New Survey Paper on Vertical Integration
| Peter Klein |
Francine Lafontaine and Margaret Slade’s superb review paper on vertical integration, “Vertical Integration and Firm Boundaries: The Evidence,” appears in the current issue of the Journal of Economic Literature. (Non-gated version here.) Unlike previous reviews focusing on particular theoretical frameworks (e.g., my NIE Handbook paper on the transaction-cost approach), Lafontaine and Slade consider a broad range of factors potentially affecting vertical integration such as risk, agent effort, firm size, monitoring costs, and repeated interaction as well as the usual transaction-cost variables (asset specificity and uncertainty). They also look closely, following Whinston (2003), at distinctions between the transaction-cost (Williamson) and property-rights (Grossman-Hart-Moore) approaches. Here’s the abstract:
Since Ronald H. Coase’s (1937) seminal paper, a rich set of theories has been developed that deal with firm boundaries in vertical or input–output structures. In the last twenty-five years, empirical evidence that can shed light on those theories also has been accumulating. We review the findings of empirical studies that have addressed two main interrelated questions: First, what types of transactions are best brought within the firm and, second, what are the consequences of vertical integration decisions for economic outcomes such as prices, quantities, investment, and profits. Throughout, we highlight areas of potential cross-fertilization and promising areas for future work.

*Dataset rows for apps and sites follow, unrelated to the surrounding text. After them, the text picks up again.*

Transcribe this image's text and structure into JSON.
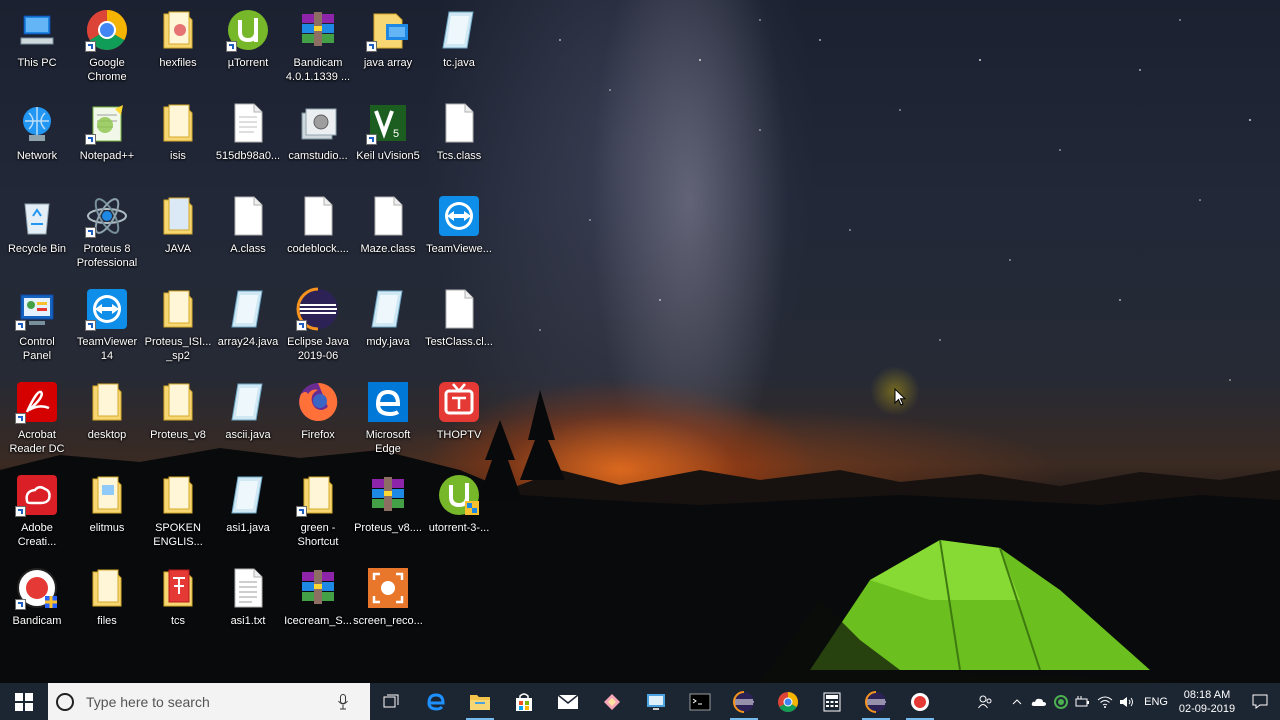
{
  "desktop": {
    "icons": [
      {
        "label": "This PC"
      },
      {
        "label": "Google\nChrome"
      },
      {
        "label": "hexfiles"
      },
      {
        "label": "µTorrent"
      },
      {
        "label": "Bandicam\n4.0.1.1339 ..."
      },
      {
        "label": "java array"
      },
      {
        "label": "tc.java"
      },
      {
        "label": "Network"
      },
      {
        "label": "Notepad++"
      },
      {
        "label": "isis"
      },
      {
        "label": "515db98a0..."
      },
      {
        "label": "camstudio..."
      },
      {
        "label": "Keil uVision5"
      },
      {
        "label": "Tcs.class"
      },
      {
        "label": "Recycle Bin"
      },
      {
        "label": "Proteus 8\nProfessional"
      },
      {
        "label": "JAVA"
      },
      {
        "label": "A.class"
      },
      {
        "label": "codeblock...."
      },
      {
        "label": "Maze.class"
      },
      {
        "label": "TeamViewe..."
      },
      {
        "label": "Control\nPanel"
      },
      {
        "label": "TeamViewer\n14"
      },
      {
        "label": "Proteus_ISI...\n_sp2"
      },
      {
        "label": "array24.java"
      },
      {
        "label": "Eclipse Java\n2019-06"
      },
      {
        "label": "mdy.java"
      },
      {
        "label": "TestClass.cl..."
      },
      {
        "label": "Acrobat\nReader DC"
      },
      {
        "label": "desktop"
      },
      {
        "label": "Proteus_v8"
      },
      {
        "label": "ascii.java"
      },
      {
        "label": "Firefox"
      },
      {
        "label": "Microsoft\nEdge"
      },
      {
        "label": "THOPTV"
      },
      {
        "label": "Adobe\nCreati..."
      },
      {
        "label": "elitmus"
      },
      {
        "label": "SPOKEN\nENGLIS..."
      },
      {
        "label": "asi1.java"
      },
      {
        "label": "green -\nShortcut"
      },
      {
        "label": "Proteus_v8...."
      },
      {
        "label": "utorrent-3-..."
      },
      {
        "label": "Bandicam"
      },
      {
        "label": "files"
      },
      {
        "label": "tcs"
      },
      {
        "label": "asi1.txt"
      },
      {
        "label": "Icecream_S..."
      },
      {
        "label": "screen_reco..."
      }
    ]
  },
  "taskbar": {
    "search_placeholder": "Type here to search",
    "apps": [
      "task-view",
      "edge",
      "file-explorer",
      "store",
      "mail",
      "sticky-notes",
      "control-panel",
      "command-prompt",
      "eclipse",
      "chrome",
      "calculator",
      "eclipse-2",
      "bandicam-record"
    ],
    "tray": {
      "language": "ENG",
      "time": "08:18 AM",
      "date": "02-09-2019"
    }
  },
  "colors": {
    "taskbar_bg": "#1c2532",
    "accent": "#76b9ed"
  }
}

Also recommended, from the same issue of the JEL, is Bentley MacLeod’s “Reputations, Relationships, and Contract Enforcement.”